Your instructions: Copy the entries below exactly. Images do not belong in the copy.

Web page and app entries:
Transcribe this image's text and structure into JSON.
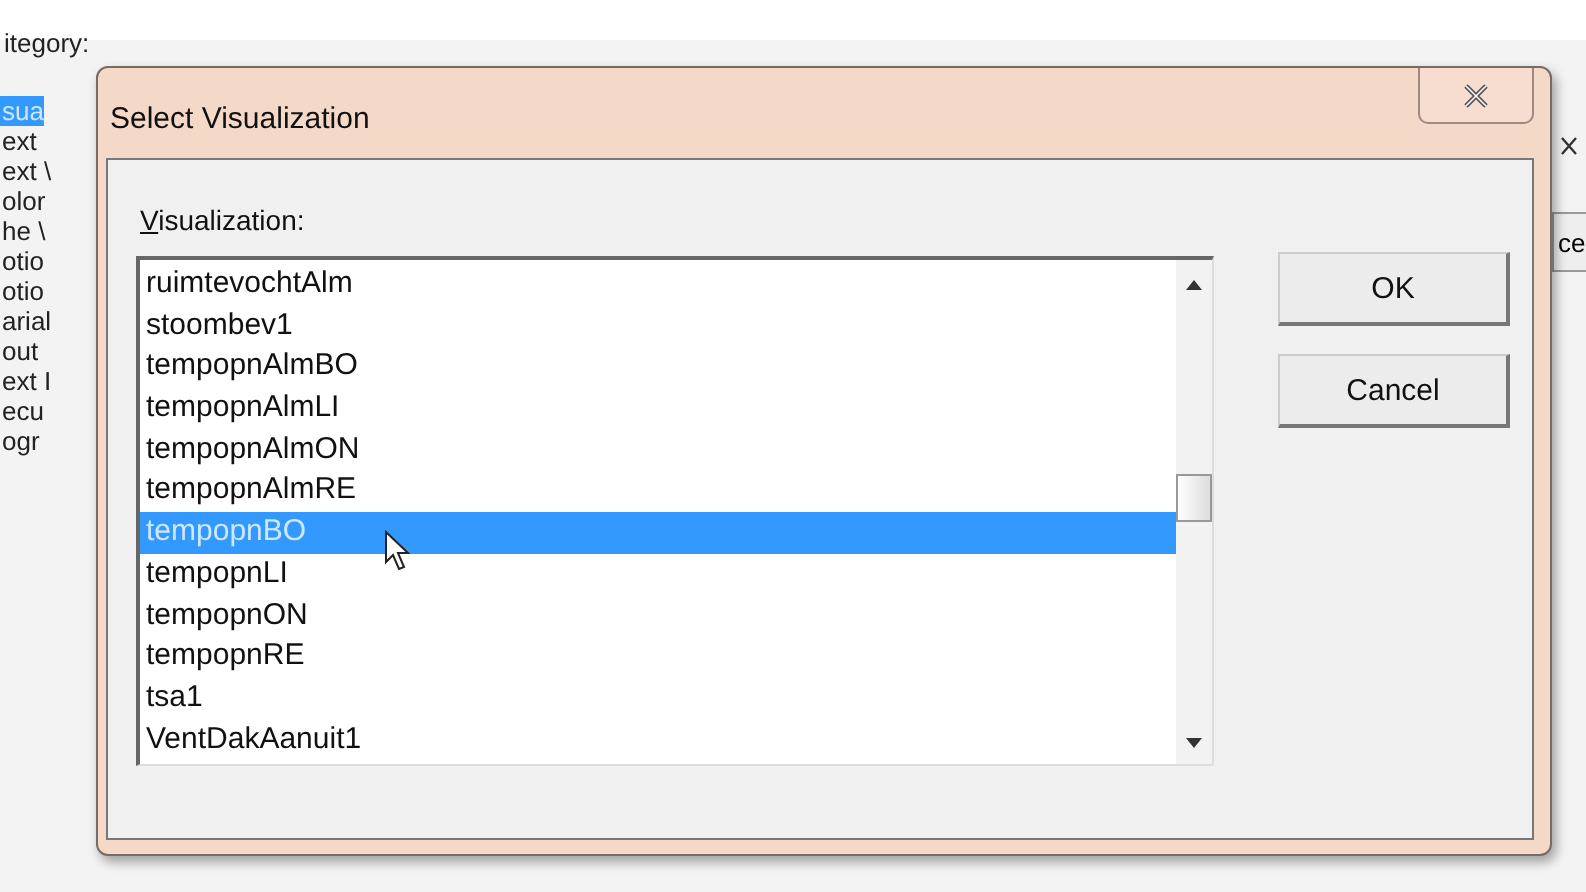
{
  "background": {
    "heading": "itegory:",
    "items": [
      {
        "label": "sua",
        "selected": true
      },
      {
        "label": "ext",
        "selected": false
      },
      {
        "label": "ext \\",
        "selected": false
      },
      {
        "label": "olor",
        "selected": false
      },
      {
        "label": "he \\",
        "selected": false
      },
      {
        "label": "otio",
        "selected": false
      },
      {
        "label": "otio",
        "selected": false
      },
      {
        "label": "arial",
        "selected": false
      },
      {
        "label": "out",
        "selected": false
      },
      {
        "label": "ext I",
        "selected": false
      },
      {
        "label": "ecu",
        "selected": false
      },
      {
        "label": "ogr",
        "selected": false
      }
    ],
    "right_button": "ce"
  },
  "dialog": {
    "title": "Select Visualization",
    "label": "Visualization:",
    "items": [
      {
        "label": "ruimtevochtAlm",
        "selected": false
      },
      {
        "label": "stoombev1",
        "selected": false
      },
      {
        "label": "tempopnAlmBO",
        "selected": false
      },
      {
        "label": "tempopnAlmLI",
        "selected": false
      },
      {
        "label": "tempopnAlmON",
        "selected": false
      },
      {
        "label": "tempopnAlmRE",
        "selected": false
      },
      {
        "label": "tempopnBO",
        "selected": true
      },
      {
        "label": "tempopnLI",
        "selected": false
      },
      {
        "label": "tempopnON",
        "selected": false
      },
      {
        "label": "tempopnRE",
        "selected": false
      },
      {
        "label": "tsa1",
        "selected": false
      },
      {
        "label": "VentDakAanuit1",
        "selected": false
      }
    ],
    "buttons": [
      "OK",
      "Cancel"
    ]
  }
}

Answer space:
Transcribe this image's text and structure into JSON.
{
  "background": {
    "heading": "itegory:",
    "items": [
      {
        "label": "sua",
        "selected": true
      },
      {
        "label": "ext",
        "selected": false
      },
      {
        "label": "ext \\",
        "selected": false
      },
      {
        "label": "olor",
        "selected": false
      },
      {
        "label": "he \\",
        "selected": false
      },
      {
        "label": "otio",
        "selected": false
      },
      {
        "label": "otio",
        "selected": false
      },
      {
        "label": "arial",
        "selected": false
      },
      {
        "label": "out",
        "selected": false
      },
      {
        "label": "ext I",
        "selected": false
      },
      {
        "label": "ecu",
        "selected": false
      },
      {
        "label": "ogr",
        "selected": false
      }
    ],
    "right_button": "ce"
  },
  "dialog": {
    "title": "Select Visualization",
    "label": "Visualization:",
    "items": [
      {
        "label": "ruimtevochtAlm",
        "selected": false
      },
      {
        "label": "stoombev1",
        "selected": false
      },
      {
        "label": "tempopnAlmBO",
        "selected": false
      },
      {
        "label": "tempopnAlmLI",
        "selected": false
      },
      {
        "label": "tempopnAlmON",
        "selected": false
      },
      {
        "label": "tempopnAlmRE",
        "selected": false
      },
      {
        "label": "tempopnBO",
        "selected": true
      },
      {
        "label": "tempopnLI",
        "selected": false
      },
      {
        "label": "tempopnON",
        "selected": false
      },
      {
        "label": "tempopnRE",
        "selected": false
      },
      {
        "label": "tsa1",
        "selected": false
      },
      {
        "label": "VentDakAanuit1",
        "selected": false
      }
    ],
    "buttons": [
      "OK",
      "Cancel"
    ]
  }
}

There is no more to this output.